The Future of the Low-voltage Industry
Feb 27, 2012 4:41 PM
The custom installation industry is on the cusp of dramatic change. These changes, both technological and market-based are accelerating rapidly and will impact many custom installers’ business models.
In order to help CEDIA members navigate and prepare for the future, CEDIA’s Technology Advisory Group created a series of resources to look at the overarching technologies and market conditions that will affect low voltage installers for the next five years. CEDIA analyzed market research, both internal and external, and came up with some very solid conclusions.
By looking five years out, we are presenting opportunities for business owners to take a very careful look into new business opportunities and prepare a proper business plan and educate their workforce before jumping into a new technology. Before we get there, it must be stressed that knowledge is doubling every 2.5 years, so we technically only know 25% of what we will know five years from now, so there will certainly be technological and economic events which can change the outcomes significantly. That being said, with change comes exciting opportunity. Check out some of the areas that could be profitable for you to consider.
1. Home Office
Those of you working in the commercial sector have already developed your skills in creating conference rooms and the like. A new opportunity exists for you in the residential market with the emergence of the home office that allows clients to spend more time at home with their families yet continue to be productive at work.
Over the next 5 years high-definition resolution and pristine sound quality will enable video conferencing in the home to evolve into home telepresence. Home offices are the low hanging fruit for you and could prove to be a foot in the door for other residential installations.
2. Digital Home Health
The home health industry is growing every day, and it will be exponentially larger in 2016. The American Society on Aging projects the aging population will grow to 72.1 million by 2030. According to AARP, 90% of baby boomers want to live in their home as they age.
Sales of digital health technology solutions and services in the U.S. will exceed $5.7 billion in 2015 – more than triple their volume in 2010, according to a report by Parks Associates. This segment represents a ripe opportunity for commercial installers looking to diversify.
3. Remote Diagnostics
As the custom installation industry looks to the future, systems in the home will rely more heavily on network communications, locally and to the cloud, for control, content distribution, and general communications. The challenge for the technology service provider will be how to properly maintain and service these systems which rely heavily on their connectivity.

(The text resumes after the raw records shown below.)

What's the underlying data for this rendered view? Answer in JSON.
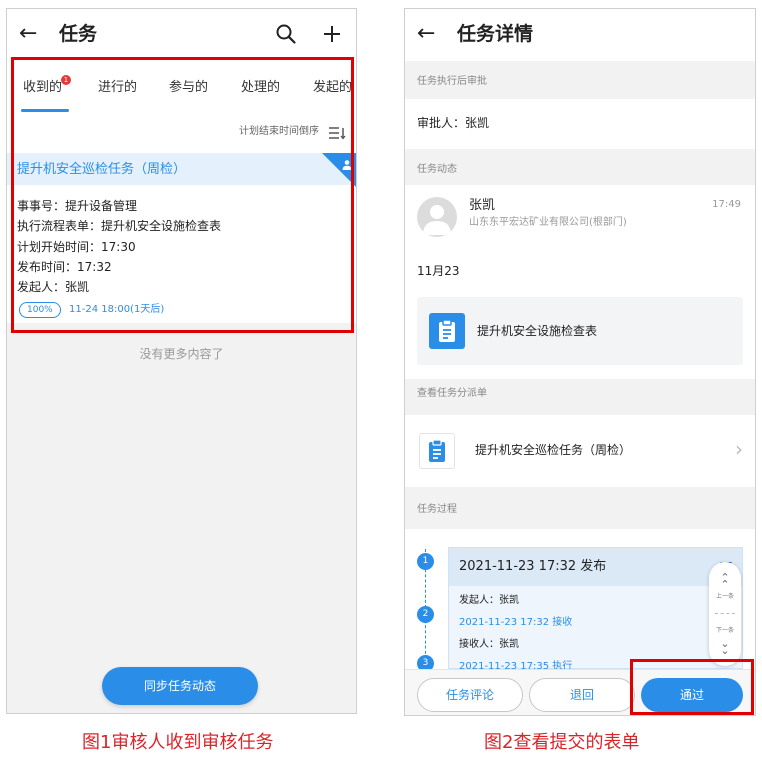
{
  "left_screen": {
    "nav": {
      "title": "任务"
    },
    "tabs": [
      {
        "label": "收到的",
        "badge": "1",
        "active": true
      },
      {
        "label": "进行的"
      },
      {
        "label": "参与的"
      },
      {
        "label": "处理的"
      },
      {
        "label": "发起的"
      }
    ],
    "sort_label": "计划结束时间倒序",
    "task": {
      "title": "提升机安全巡检任务（周检）",
      "matter": "事事号：提升设备管理",
      "flow_form": "执行流程表单：提升机安全设施检查表",
      "plan_start": "计划开始时间：17:30",
      "publish_time": "发布时间：17:32",
      "initiator": "发起人：张凯",
      "progress": "100%",
      "due": "11-24  18:00(1天后)"
    },
    "no_more": "没有更多内容了",
    "sync_button": "同步任务动态"
  },
  "right_screen": {
    "nav": {
      "title": "任务详情"
    },
    "approval_header": "任务执行后审批",
    "approver": "审批人：张凯",
    "activity_header": "任务动态",
    "activity": {
      "name": "张凯",
      "company": "山东东平宏达矿业有限公司(根部门)",
      "time": "17:49",
      "date": "11月23",
      "form_name": "提升机安全设施检查表"
    },
    "dispatch_header": "查看任务分派单",
    "dispatch_name": "提升机安全巡检任务（周检）",
    "process_header": "任务过程",
    "process": {
      "head": "2021-11-23  17:32  发布",
      "initiator": "发起人：张凯",
      "receive": "2021-11-23  17:32  接收",
      "receiver": "接收人：张凯",
      "execute": "2021-11-23  17:35  执行",
      "steps": [
        "1",
        "2",
        "3"
      ]
    },
    "pager": {
      "prev": "上一条",
      "next": "下一条"
    },
    "buttons": {
      "comment": "任务评论",
      "return": "退回",
      "pass": "通过"
    }
  },
  "captions": {
    "left": "图1审核人收到审核任务",
    "right": "图2查看提交的表单"
  },
  "colors": {
    "accent": "#2a8ee8",
    "highlight_box": "#e00000",
    "caption": "#d9252a"
  }
}
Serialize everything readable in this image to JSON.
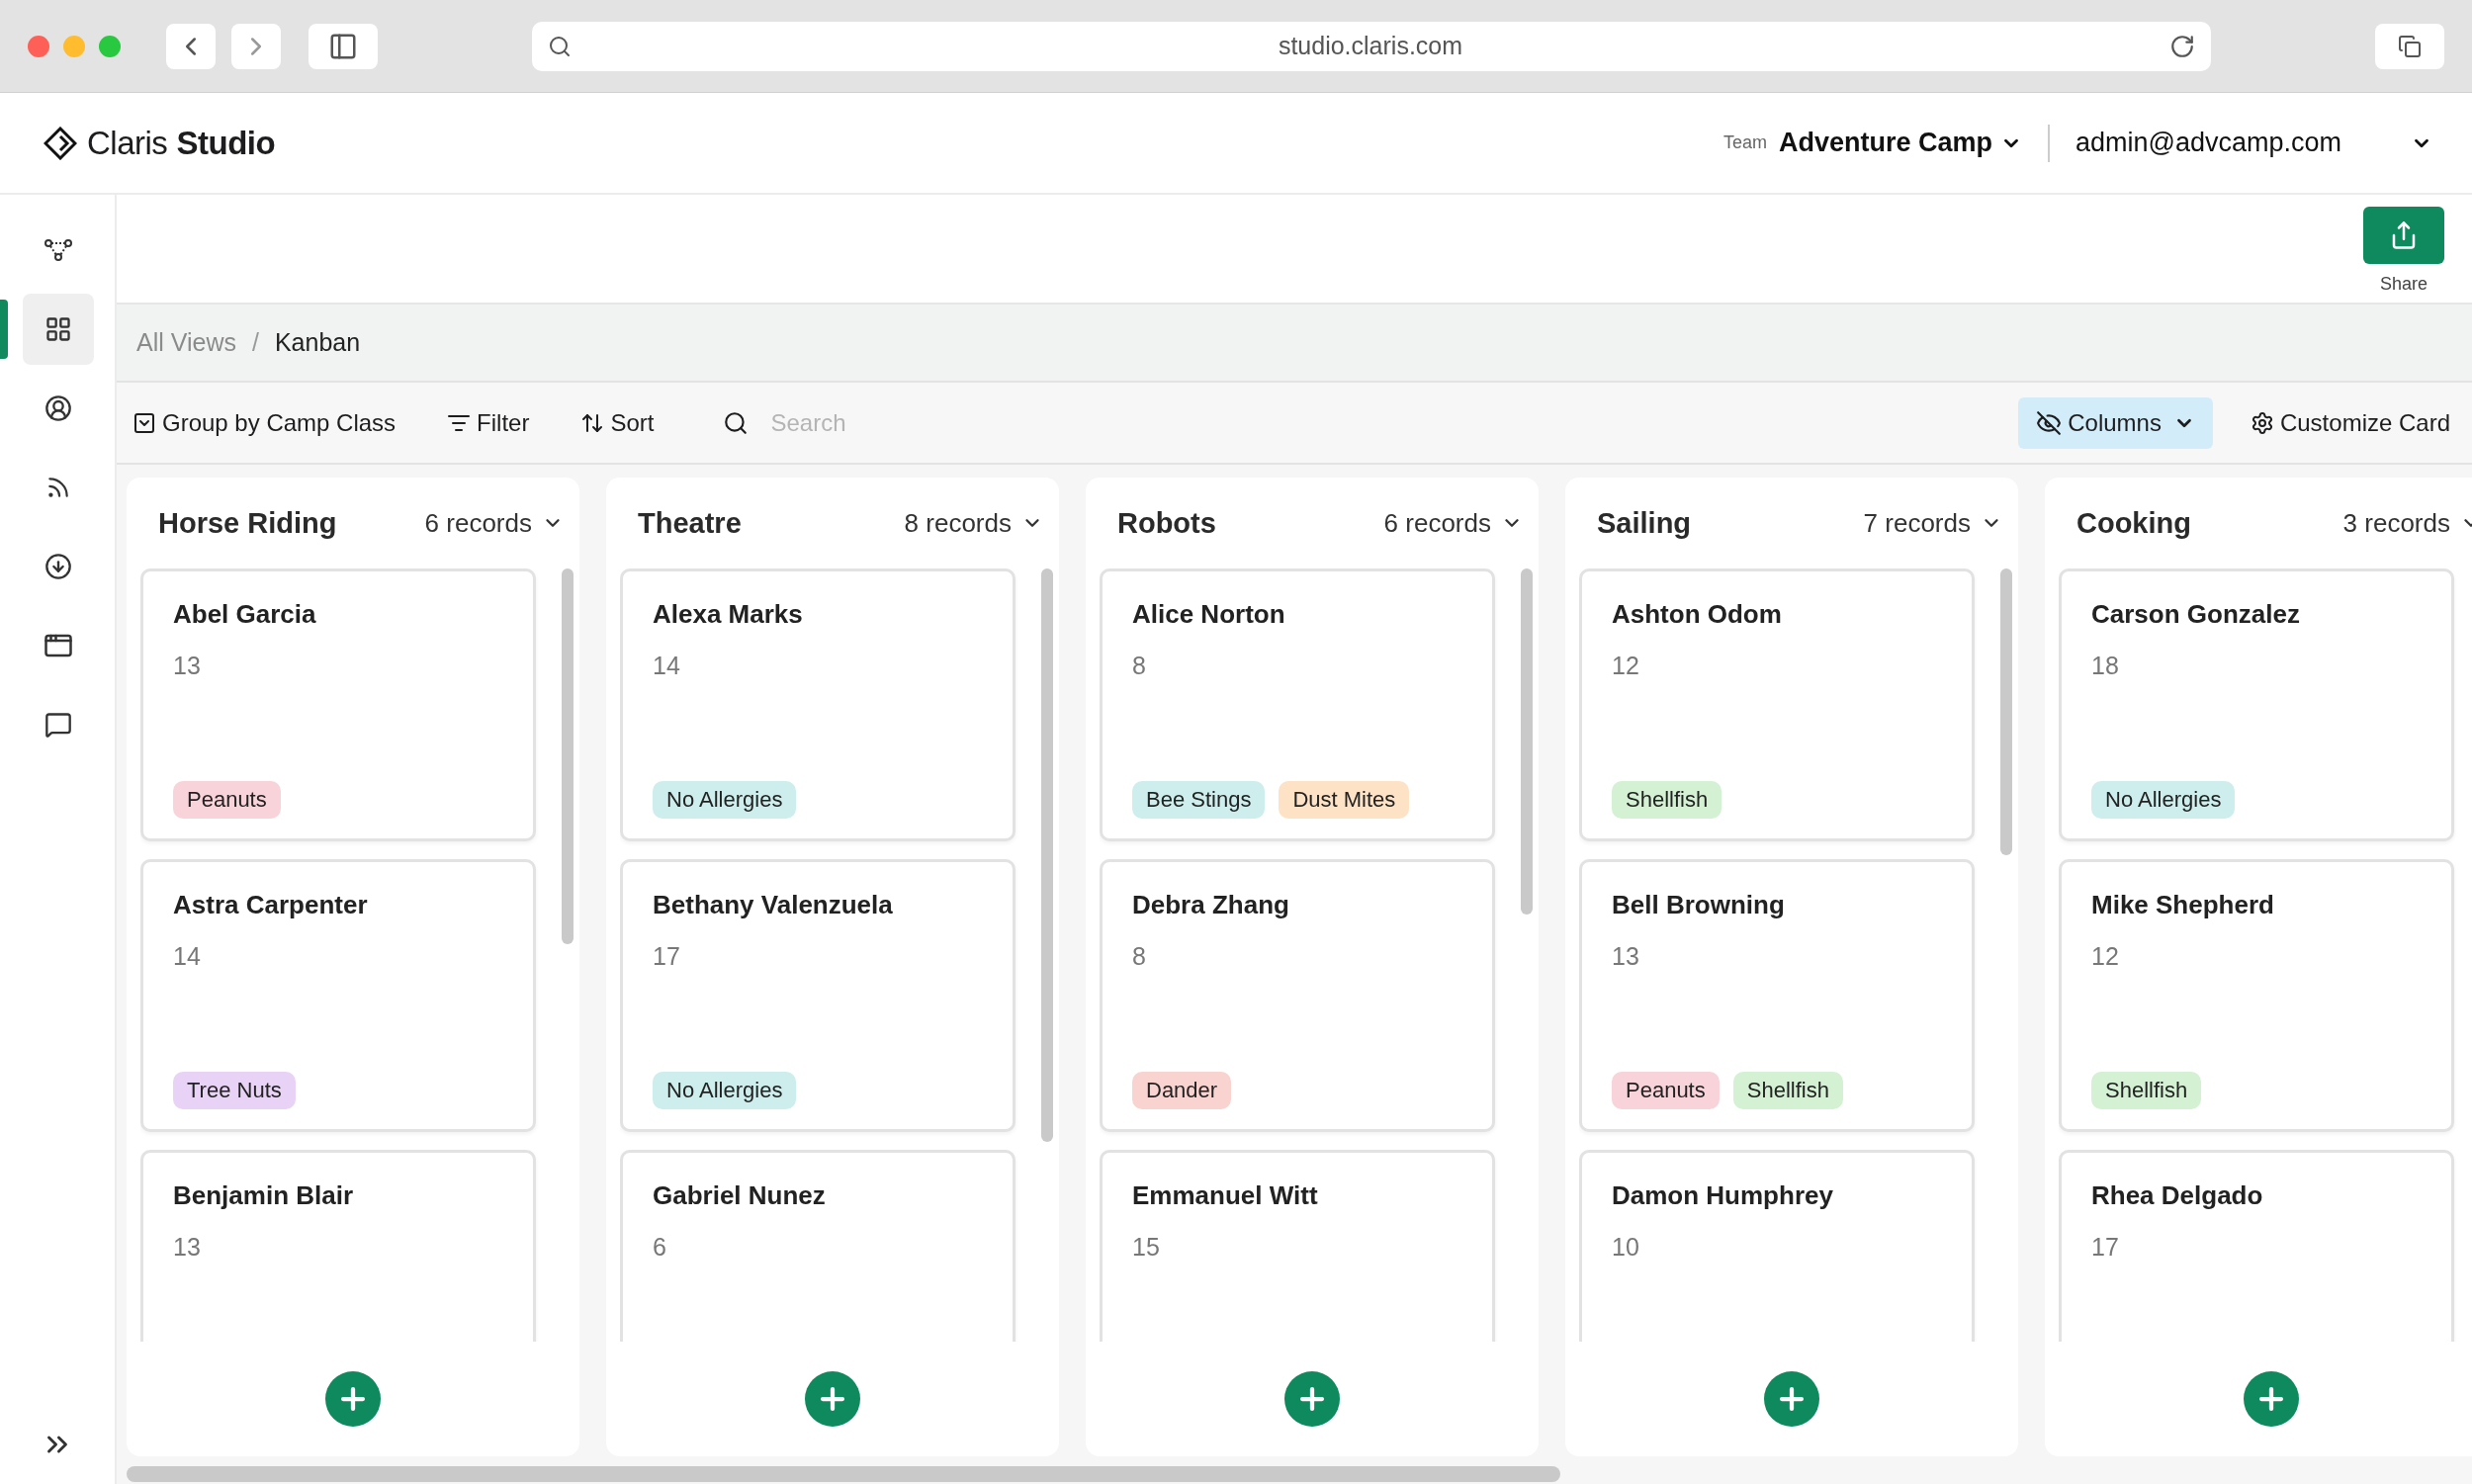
{
  "browser": {
    "url": "studio.claris.com"
  },
  "header": {
    "logo_light": "Claris",
    "logo_bold": "Studio",
    "team_label": "Team",
    "team": "Adventure Camp",
    "user": "admin@advcamp.com"
  },
  "sidebar": {
    "items": [
      {
        "kind": "nodes",
        "selected": false
      },
      {
        "kind": "grid",
        "selected": true
      },
      {
        "kind": "user",
        "selected": false
      },
      {
        "kind": "feed",
        "selected": false
      },
      {
        "kind": "download",
        "selected": false
      },
      {
        "kind": "window",
        "selected": false
      },
      {
        "kind": "chat",
        "selected": false
      }
    ]
  },
  "share": {
    "label": "Share"
  },
  "breadcrumb": {
    "items": [
      "All Views",
      "Kanban"
    ],
    "separator": "/"
  },
  "toolbar": {
    "group_by": "Group by Camp Class",
    "filter": "Filter",
    "sort": "Sort",
    "search": {
      "placeholder": "Search"
    },
    "columns": {
      "label": "Columns",
      "active": true
    },
    "customize": "Customize Card"
  },
  "board": {
    "columns": [
      {
        "title": "Horse Riding",
        "count": "6 records",
        "cards": [
          {
            "name": "Abel Garcia",
            "age": "13",
            "tags": [
              {
                "label": "Peanuts",
                "color": "#f9d3da"
              }
            ]
          },
          {
            "name": "Astra Carpenter",
            "age": "14",
            "tags": [
              {
                "label": "Tree Nuts",
                "color": "#e8d3f6"
              }
            ]
          },
          {
            "name": "Benjamin Blair",
            "age": "13"
          }
        ]
      },
      {
        "title": "Theatre",
        "count": "8 records",
        "cards": [
          {
            "name": "Alexa Marks",
            "age": "14",
            "tags": [
              {
                "label": "No Allergies",
                "color": "#cdeeec"
              }
            ]
          },
          {
            "name": "Bethany Valenzuela",
            "age": "17",
            "tags": [
              {
                "label": "No Allergies",
                "color": "#cdeeec"
              }
            ]
          },
          {
            "name": "Gabriel Nunez",
            "age": "6"
          }
        ]
      },
      {
        "title": "Robots",
        "count": "6 records",
        "cards": [
          {
            "name": "Alice Norton",
            "age": "8",
            "tags": [
              {
                "label": "Bee Stings",
                "color": "#cdeeec"
              },
              {
                "label": "Dust Mites",
                "color": "#fde2c6"
              }
            ]
          },
          {
            "name": "Debra Zhang",
            "age": "8",
            "tags": [
              {
                "label": "Dander",
                "color": "#f9d3d0"
              }
            ]
          },
          {
            "name": "Emmanuel Witt",
            "age": "15"
          }
        ]
      },
      {
        "title": "Sailing",
        "count": "7 records",
        "cards": [
          {
            "name": "Ashton Odom",
            "age": "12",
            "tags": [
              {
                "label": "Shellfish",
                "color": "#d4f1d4"
              }
            ]
          },
          {
            "name": "Bell Browning",
            "age": "13",
            "tags": [
              {
                "label": "Peanuts",
                "color": "#f9d3da"
              },
              {
                "label": "Shellfish",
                "color": "#d4f1d4"
              }
            ]
          },
          {
            "name": "Damon Humphrey",
            "age": "10"
          }
        ]
      },
      {
        "title": "Cooking",
        "count": "3 records",
        "cards": [
          {
            "name": "Carson Gonzalez",
            "age": "18",
            "tags": [
              {
                "label": "No Allergies",
                "color": "#cdeeec"
              }
            ]
          },
          {
            "name": "Mike Shepherd",
            "age": "12",
            "tags": [
              {
                "label": "Shellfish",
                "color": "#d4f1d4"
              }
            ]
          },
          {
            "name": "Rhea Delgado",
            "age": "17"
          }
        ]
      }
    ]
  }
}
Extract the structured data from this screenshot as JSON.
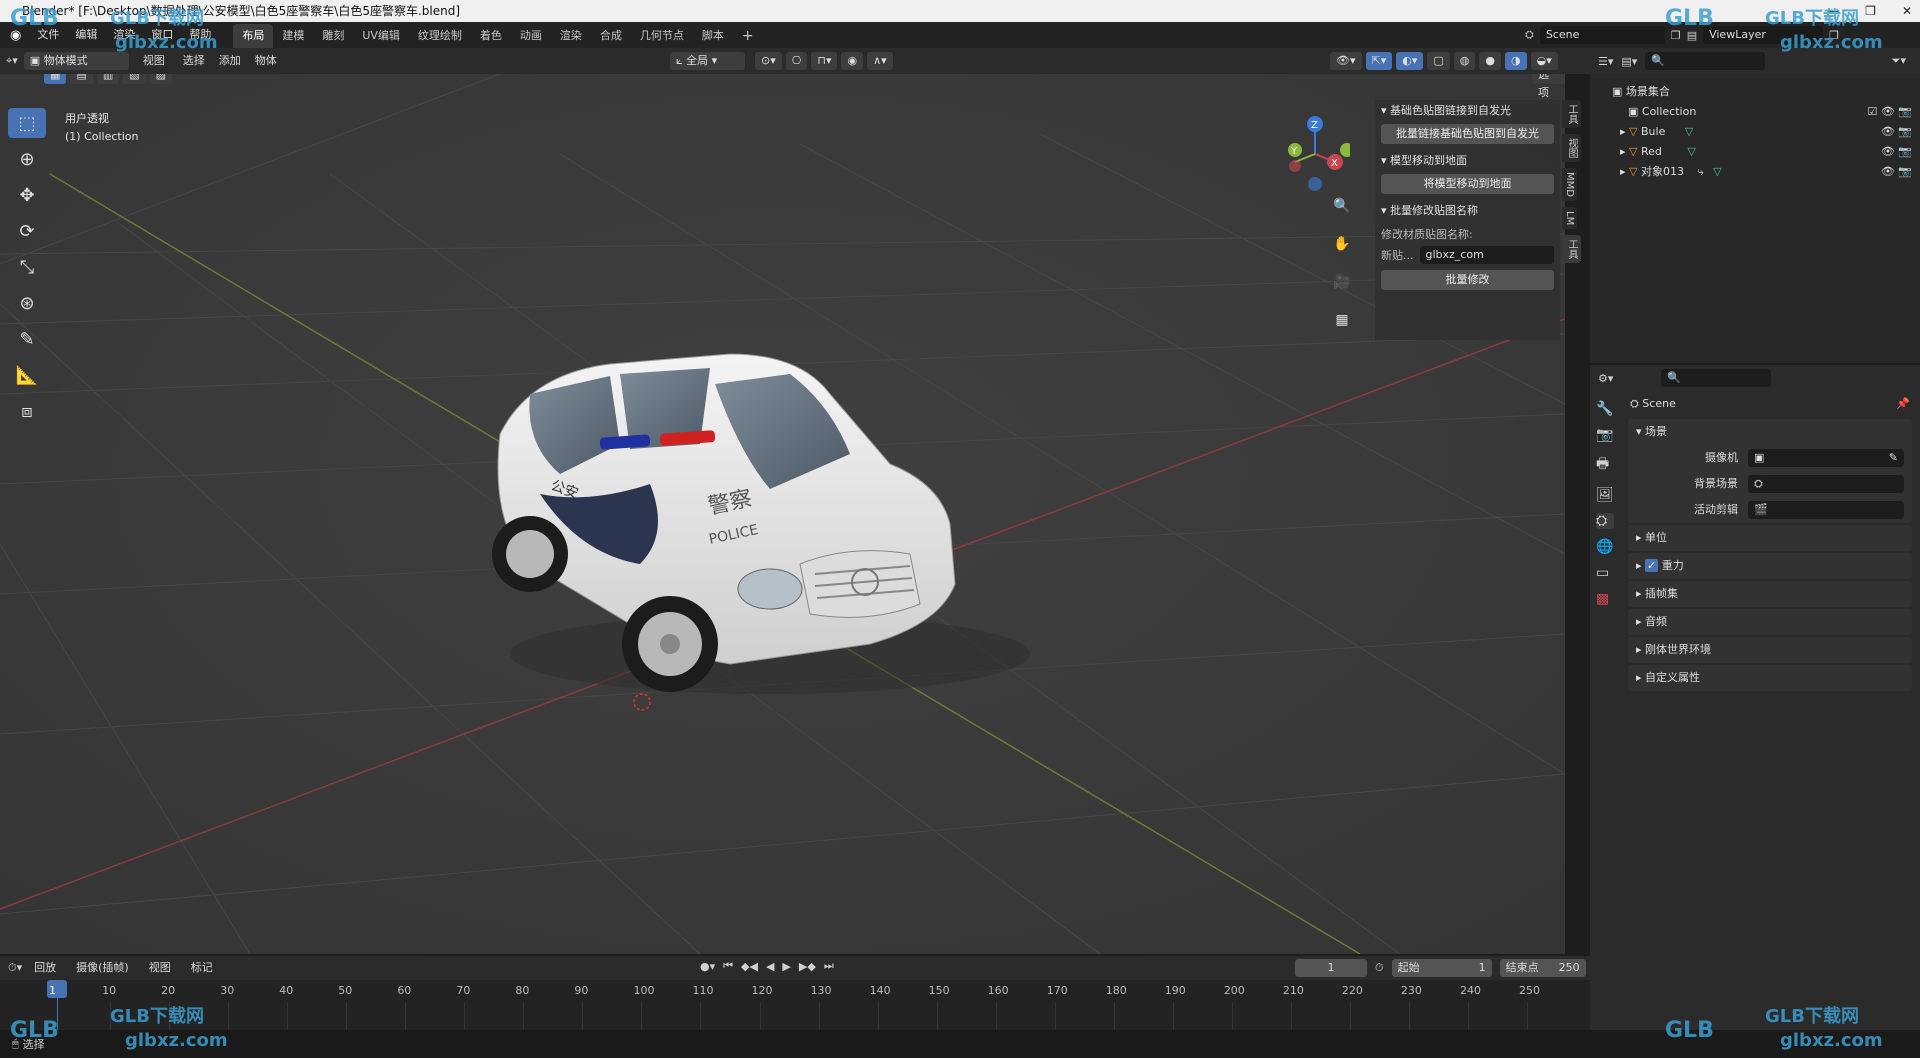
{
  "window": {
    "title": "Blender* [F:\\Desktop\\数据处理\\公安模型\\白色5座警察车\\白色5座警察车.blend]"
  },
  "menu": {
    "items": [
      "文件",
      "编辑",
      "渲染",
      "窗口",
      "帮助"
    ]
  },
  "workspaces": {
    "tabs": [
      "布局",
      "建模",
      "雕刻",
      "UV编辑",
      "纹理绘制",
      "着色",
      "动画",
      "渲染",
      "合成",
      "几何节点",
      "脚本"
    ],
    "add": "+"
  },
  "scene_selector": {
    "scene": "Scene",
    "view_layer": "ViewLayer"
  },
  "viewport_header": {
    "mode": "物体模式",
    "menus": [
      "视图",
      "选择",
      "添加",
      "物体"
    ],
    "orientation": "全局",
    "options": "选项"
  },
  "viewport": {
    "view_name": "用户透视",
    "collection": "(1) Collection"
  },
  "gizmo": {
    "x": "X",
    "y": "Y",
    "z": "Z"
  },
  "car_text": {
    "jingcha": "警察",
    "police": "POLICE",
    "gongan": "公安"
  },
  "npanel": {
    "sections": [
      {
        "title": "基础色贴图链接到自发光",
        "button": "批量链接基础色贴图到自发光"
      },
      {
        "title": "模型移动到地面",
        "button": "将模型移动到地面"
      },
      {
        "title": "批量修改贴图名称",
        "label": "修改材质贴图名称:",
        "field_label": "新贴...",
        "field_value": "glbxz_com",
        "button": "批量修改"
      }
    ],
    "tabs": [
      "工具",
      "视图",
      "MMD",
      "LM",
      "工具"
    ]
  },
  "outliner": {
    "root": "场景集合",
    "items": [
      {
        "name": "Collection"
      },
      {
        "name": "Bule"
      },
      {
        "name": "Red"
      },
      {
        "name": "对象013"
      }
    ]
  },
  "properties": {
    "scene_name": "Scene",
    "section": "场景",
    "fields": [
      {
        "label": "摄像机"
      },
      {
        "label": "背景场景"
      },
      {
        "label": "活动剪辑"
      }
    ],
    "panels": [
      "单位",
      "重力",
      "插帧集",
      "音频",
      "刚体世界环境",
      "自定义属性"
    ]
  },
  "timeline": {
    "menus": [
      "回放",
      "摄像(插帧)",
      "视图",
      "标记"
    ],
    "current_frame": "1",
    "start_label": "起始",
    "start": "1",
    "end_label": "结束点",
    "end": "250",
    "ticks": [
      "1",
      "10",
      "20",
      "30",
      "40",
      "50",
      "60",
      "70",
      "80",
      "90",
      "100",
      "110",
      "120",
      "130",
      "140",
      "150",
      "160",
      "170",
      "180",
      "190",
      "200",
      "210",
      "220",
      "230",
      "240",
      "250"
    ]
  },
  "statusbar": {
    "left": "选择"
  },
  "watermark": {
    "brand": "GLB下载网",
    "site": "glbxz.com",
    "logo": "GLB"
  },
  "colors": {
    "accent": "#4772b3",
    "x_axis": "#c94550",
    "y_axis": "#8ab83b",
    "z_axis": "#3b7bd9"
  }
}
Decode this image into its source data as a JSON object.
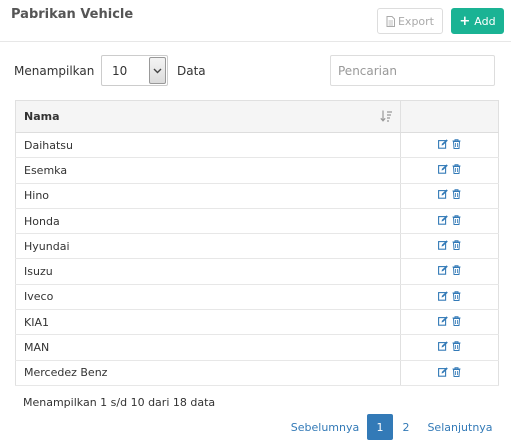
{
  "header": {
    "title": "Pabrikan Vehicle",
    "export_label": "Export",
    "add_label": "Add"
  },
  "controls": {
    "show_label": "Menampilkan",
    "page_size": "10",
    "data_label": "Data",
    "search_placeholder": "Pencarian"
  },
  "table": {
    "columns": [
      "Nama",
      ""
    ],
    "rows": [
      {
        "name": "Daihatsu"
      },
      {
        "name": "Esemka"
      },
      {
        "name": "Hino"
      },
      {
        "name": "Honda"
      },
      {
        "name": "Hyundai"
      },
      {
        "name": "Isuzu"
      },
      {
        "name": "Iveco"
      },
      {
        "name": "KIA1"
      },
      {
        "name": "MAN"
      },
      {
        "name": "Mercedez Benz"
      }
    ]
  },
  "footer": {
    "info": "Menampilkan 1 s/d 10 dari 18 data",
    "prev": "Sebelumnya",
    "pages": [
      "1",
      "2"
    ],
    "next": "Selanjutnya"
  },
  "colors": {
    "add_button": "#1ab394",
    "link": "#337ab7",
    "active_page": "#337ab7"
  },
  "icons": {
    "export": "file-icon",
    "add": "plus-icon",
    "sort": "sort-amount-icon",
    "edit": "edit-icon",
    "delete": "trash-icon"
  }
}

There are emerging solutions that within the next 3-5 years will provide end-to-end remote management and support suites that enable service providers to effectively maintain the customer premise equipment. This is a radical shift in the service model used by many installation companies today and will certainly touch all areas of the market. These complex systems will need more service, and the model of rolling a truck for the majority of service calls will not be sustainable.
CEDIA provides an in-depth forecast on the future of the industry in The ESC of 2016 white paper, available exclusively to CEDIA members at no cost. Members may request a copy in the CEDIA Marketplace or e-mail firstname.lastname@example.org. Additional top level findings from the white paper are shared in the most recent emerging trends video available at www.cediacrosspoint.com. To learn more about CEDIA membership